== Records supplied
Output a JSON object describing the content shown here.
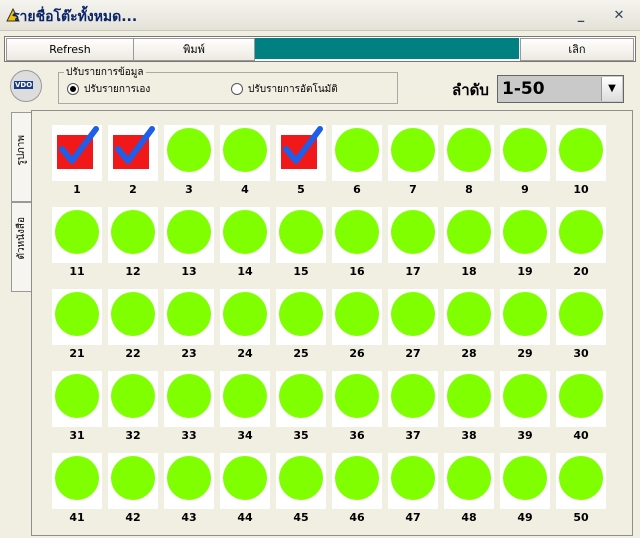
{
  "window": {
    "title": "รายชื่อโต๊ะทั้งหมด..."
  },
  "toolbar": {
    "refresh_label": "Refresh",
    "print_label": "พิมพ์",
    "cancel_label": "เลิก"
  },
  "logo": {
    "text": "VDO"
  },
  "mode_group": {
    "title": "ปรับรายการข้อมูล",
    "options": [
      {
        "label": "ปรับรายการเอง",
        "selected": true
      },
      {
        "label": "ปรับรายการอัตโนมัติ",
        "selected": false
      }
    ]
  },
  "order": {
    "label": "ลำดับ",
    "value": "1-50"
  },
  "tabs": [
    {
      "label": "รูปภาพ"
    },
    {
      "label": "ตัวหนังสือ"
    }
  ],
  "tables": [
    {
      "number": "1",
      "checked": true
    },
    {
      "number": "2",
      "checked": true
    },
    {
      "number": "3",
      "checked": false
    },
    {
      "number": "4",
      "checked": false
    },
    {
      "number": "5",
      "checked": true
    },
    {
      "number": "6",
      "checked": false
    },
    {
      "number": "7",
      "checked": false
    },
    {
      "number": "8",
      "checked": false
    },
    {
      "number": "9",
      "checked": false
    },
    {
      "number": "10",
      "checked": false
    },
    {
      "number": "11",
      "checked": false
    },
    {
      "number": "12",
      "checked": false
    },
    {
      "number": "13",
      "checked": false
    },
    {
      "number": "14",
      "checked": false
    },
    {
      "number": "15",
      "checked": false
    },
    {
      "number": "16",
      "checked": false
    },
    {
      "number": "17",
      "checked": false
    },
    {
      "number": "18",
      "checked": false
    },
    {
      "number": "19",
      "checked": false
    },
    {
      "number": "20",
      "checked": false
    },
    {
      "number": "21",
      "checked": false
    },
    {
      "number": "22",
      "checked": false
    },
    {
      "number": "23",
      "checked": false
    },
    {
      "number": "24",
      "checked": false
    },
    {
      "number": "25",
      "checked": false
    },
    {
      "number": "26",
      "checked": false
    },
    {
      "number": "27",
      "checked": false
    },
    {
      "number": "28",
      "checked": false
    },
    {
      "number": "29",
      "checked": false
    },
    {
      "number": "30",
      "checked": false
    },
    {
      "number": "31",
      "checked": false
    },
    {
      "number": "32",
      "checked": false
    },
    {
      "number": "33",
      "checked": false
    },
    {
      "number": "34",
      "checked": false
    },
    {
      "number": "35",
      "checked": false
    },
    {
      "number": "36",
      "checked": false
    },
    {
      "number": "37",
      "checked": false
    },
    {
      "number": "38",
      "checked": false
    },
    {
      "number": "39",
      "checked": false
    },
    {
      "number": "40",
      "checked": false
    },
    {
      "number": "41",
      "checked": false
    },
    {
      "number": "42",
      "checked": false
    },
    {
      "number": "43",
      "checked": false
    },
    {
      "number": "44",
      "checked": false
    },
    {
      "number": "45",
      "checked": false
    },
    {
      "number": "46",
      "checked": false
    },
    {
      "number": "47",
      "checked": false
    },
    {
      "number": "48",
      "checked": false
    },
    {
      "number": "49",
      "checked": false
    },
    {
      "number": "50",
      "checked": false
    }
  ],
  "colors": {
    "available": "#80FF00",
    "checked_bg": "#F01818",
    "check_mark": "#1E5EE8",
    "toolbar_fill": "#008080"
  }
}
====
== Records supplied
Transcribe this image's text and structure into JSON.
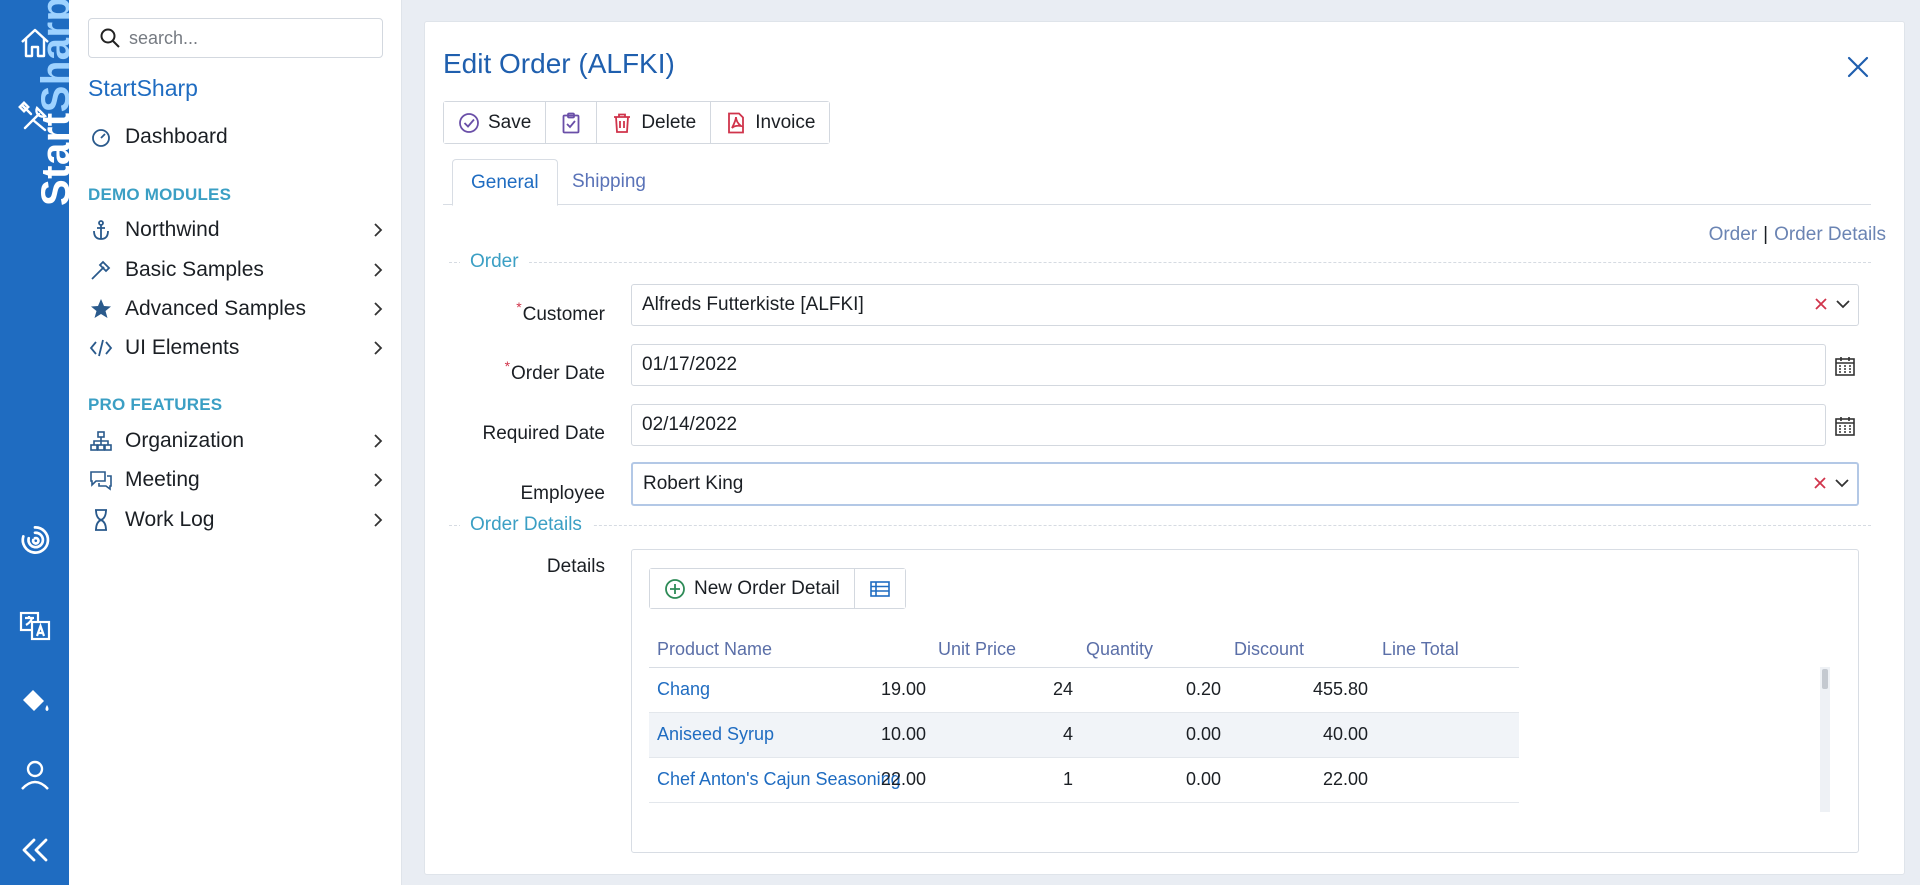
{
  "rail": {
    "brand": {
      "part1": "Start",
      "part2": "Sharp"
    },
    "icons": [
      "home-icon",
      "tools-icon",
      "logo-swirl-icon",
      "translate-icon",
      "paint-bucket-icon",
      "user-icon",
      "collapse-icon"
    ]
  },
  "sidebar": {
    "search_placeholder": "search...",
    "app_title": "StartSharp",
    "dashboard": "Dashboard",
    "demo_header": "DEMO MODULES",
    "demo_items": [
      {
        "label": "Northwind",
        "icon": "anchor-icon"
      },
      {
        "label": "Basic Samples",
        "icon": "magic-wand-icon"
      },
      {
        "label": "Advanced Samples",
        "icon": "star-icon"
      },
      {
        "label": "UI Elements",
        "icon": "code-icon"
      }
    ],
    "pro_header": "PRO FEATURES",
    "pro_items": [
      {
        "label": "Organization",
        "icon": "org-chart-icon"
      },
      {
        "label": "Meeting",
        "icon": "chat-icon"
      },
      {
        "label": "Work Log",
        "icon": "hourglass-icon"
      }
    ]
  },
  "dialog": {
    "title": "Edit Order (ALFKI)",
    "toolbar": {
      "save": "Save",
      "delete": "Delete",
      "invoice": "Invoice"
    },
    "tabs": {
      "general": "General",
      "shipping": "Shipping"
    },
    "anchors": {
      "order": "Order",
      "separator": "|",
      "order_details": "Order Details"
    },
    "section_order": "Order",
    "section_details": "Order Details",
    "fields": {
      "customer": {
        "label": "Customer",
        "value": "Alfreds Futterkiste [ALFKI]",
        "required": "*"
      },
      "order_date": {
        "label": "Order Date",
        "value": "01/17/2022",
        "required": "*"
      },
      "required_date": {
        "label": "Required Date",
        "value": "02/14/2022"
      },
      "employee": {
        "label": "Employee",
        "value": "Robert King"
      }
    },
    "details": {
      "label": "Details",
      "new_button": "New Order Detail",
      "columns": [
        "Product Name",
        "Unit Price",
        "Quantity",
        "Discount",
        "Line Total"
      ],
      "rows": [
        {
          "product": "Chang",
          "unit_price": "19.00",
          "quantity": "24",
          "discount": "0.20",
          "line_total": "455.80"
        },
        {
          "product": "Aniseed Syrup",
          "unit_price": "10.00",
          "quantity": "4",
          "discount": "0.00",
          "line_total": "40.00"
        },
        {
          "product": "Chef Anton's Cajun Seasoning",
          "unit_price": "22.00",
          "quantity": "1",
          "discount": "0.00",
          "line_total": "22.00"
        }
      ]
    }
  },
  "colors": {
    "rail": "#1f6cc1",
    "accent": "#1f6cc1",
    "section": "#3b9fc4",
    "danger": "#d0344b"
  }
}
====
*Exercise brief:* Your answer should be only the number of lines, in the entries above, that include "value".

*Task answer:* 5